“If you make this law, we’re coming after you.”
And now it’s time for something completely different. It’s my pleasure to introduce to you, our friend from Texas, Denton Ramsey. He is the director of volunteers for the Waco chapter of NORML. We’ll be featuring his articles here and there for our show notes, so sit back, and get yourself educated. If you were wondering, the Hot Box is back on a weekly schedule. We’ll try as best as we can to bring you new episodes every Saturday, but your best bet is to like the Hot Box on Facebook, join the Hot Box Facebook group, and follow the Hot Box on Twitter. This will allow you to keep up with our schedule in real time. See you Saturday!
By Denton Ramsey, NORML of Waco Inc. Director of Volunteers
One of my very first columns ever written—back as a student at Memorial Senior High School in Houston, Texas—quoted Robert Louis Stevenson, who once famously said, “the cruelest lies are often told in silence.” Sadly, the same rings true in regards to your average American’s views and education on cannabis. Granted, there are plenty of LOUD noises and nonsense tossed at American citizens daily in terms of reefer madness; just look at your average television anti-drug advertisement for the latest lies on cannabis. But the biggest—and as Stevenson would say, “the cruelest”—lies are often the ones told in silence. In this particular matter, that “silence” would be the FACTS pertaining to marijuana and how the cannabis plant can save and cure a multitude of illnesses and ailments. Toss aside the federal fiction for a moment and let’s review the evidence on this plant.

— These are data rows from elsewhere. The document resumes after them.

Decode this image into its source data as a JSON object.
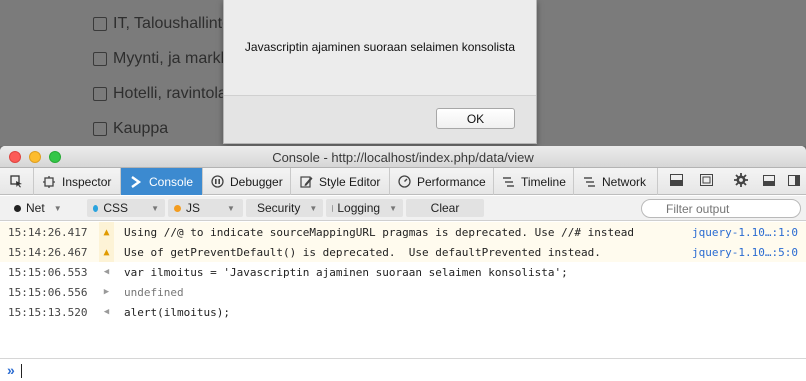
{
  "page": {
    "items": [
      "IT, Taloushallinto ja hallinto",
      "Myynti, ja markkinointi",
      "Hotelli, ravintola ja catering",
      "Kauppa"
    ]
  },
  "dialog": {
    "message": "Javascriptin ajaminen suoraan selaimen konsolista",
    "ok_label": "OK"
  },
  "window": {
    "title": "Console - http://localhost/index.php/data/view"
  },
  "toolbar": {
    "tabs": [
      {
        "label": "Inspector",
        "icon": "inspector-icon"
      },
      {
        "label": "Console",
        "icon": "console-icon",
        "active": true
      },
      {
        "label": "Debugger",
        "icon": "debugger-icon"
      },
      {
        "label": "Style Editor",
        "icon": "style-editor-icon"
      },
      {
        "label": "Performance",
        "icon": "performance-icon"
      },
      {
        "label": "Timeline",
        "icon": "timeline-icon"
      },
      {
        "label": "Network",
        "icon": "network-icon"
      }
    ]
  },
  "filters": {
    "net": "Net",
    "css": "CSS",
    "js": "JS",
    "security": "Security",
    "logging": "Logging",
    "clear": "Clear",
    "placeholder": "Filter output",
    "colors": {
      "net": "#222222",
      "css": "#2aa3de",
      "js": "#f39c1f",
      "security": "#e0413a",
      "logging": "#9a9a9a"
    }
  },
  "console": {
    "rows": [
      {
        "time": "15:14:26.417",
        "kind": "warn",
        "text": "Using //@ to indicate sourceMappingURL pragmas is deprecated. Use //# instead",
        "source": "jquery-1.10…:1:0"
      },
      {
        "time": "15:14:26.467",
        "kind": "warn",
        "text": "Use of getPreventDefault() is deprecated.  Use defaultPrevented instead.",
        "source": "jquery-1.10…:5:0"
      },
      {
        "time": "15:15:06.553",
        "kind": "in",
        "text": "var ilmoitus = 'Javascriptin ajaminen suoraan selaimen konsolista';",
        "source": ""
      },
      {
        "time": "15:15:06.556",
        "kind": "out",
        "text": "undefined",
        "source": ""
      },
      {
        "time": "15:15:13.520",
        "kind": "in",
        "text": "alert(ilmoitus);",
        "source": ""
      }
    ],
    "prompt": "»"
  }
}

NORML Deputy Director Paul Armentano, who recently spoke at the organization’s 2011 annual conference in Denver, Colorado, said it best when talking about five key arguments opponents to medical cannabis often mention—and how we as activists can educate the naysayer on the reality of this plant. Those five arguments? Cannabis is too dangerous; cannabis has too many unwanted side-effects; scientists haven’t effectively studied it; no medicine is smoked; and cannabis isn’t FDA-approved. Let’s begin breaking down these anti-cannabis arguments—and debunking the so-called marijuana myths—one at a time, Armentano-style…
—Judge Francis Young, Drug Enforcement Agency
This quote by the DEA’s Young is just one of many pertaining to cannabis. Another quote Armentano used compared cannabis to being the same thing as “ingesting potatoes.” And amazingly, those are just quotes from opponents of the plant. Zero deaths have occurred from cannabis, and when looking at this plant’s medical LE 50 rate (or lethal dose), there isn’t one. As Armentano said, “cannabanoids are NOT intoxicants;” let’s get our facts straight before deciding cannabis is “too dangerous” for society.
Argument No. 3: Scientists haven’t effectively studied cannabis.
There are over 20,000 published studies on cannabis, yet marijuana opponents continue to turn a blind eye to such scientific work. And arguably, Armentano points out that cannabis should likely be a first-line of choice medicinally rather than a last-ditch and final effort. The world has been successfully studying this plant for ages, and it’s time America embraces cannabis as the miracle medication that it is.
Argument No. 4: No medicine is smoked.
Armentano began this segment by simply saying, “many medicines are inhaled.” And he’s exactly right. Inhaling a medicine is the most effective way to get it into one’s system; plus, there is no risk of fatal overdose with cannabis. In addition, experienced users know cannabis does not have to be smoked; there’s the healthiest way of inhaling the plant—using a vaporizer—and there’s also options such as edibles and tinctures. Opponents to cannabis legalization need to become educated on the topic before throwing out nonsense such as “no medicine is smoked.”
As Armentano pointed out in his presentation, the FDA tends to look primarily at drug trials pertaining to SINGLE symptoms. And cannabis, God’s medicinal gift to men, treats a multitude of symptoms. However, when it comes to the FDA’s gold-standard, Armentano claims “cannabis will readily, readily meet” it. And Armentano, as usual, is exactly right. Through thousands of years of studying this plant and countless medical trials abroad, cannabis clearly surpasses the standards set by the FDA.
Marijuana is a medicine, plain and simple!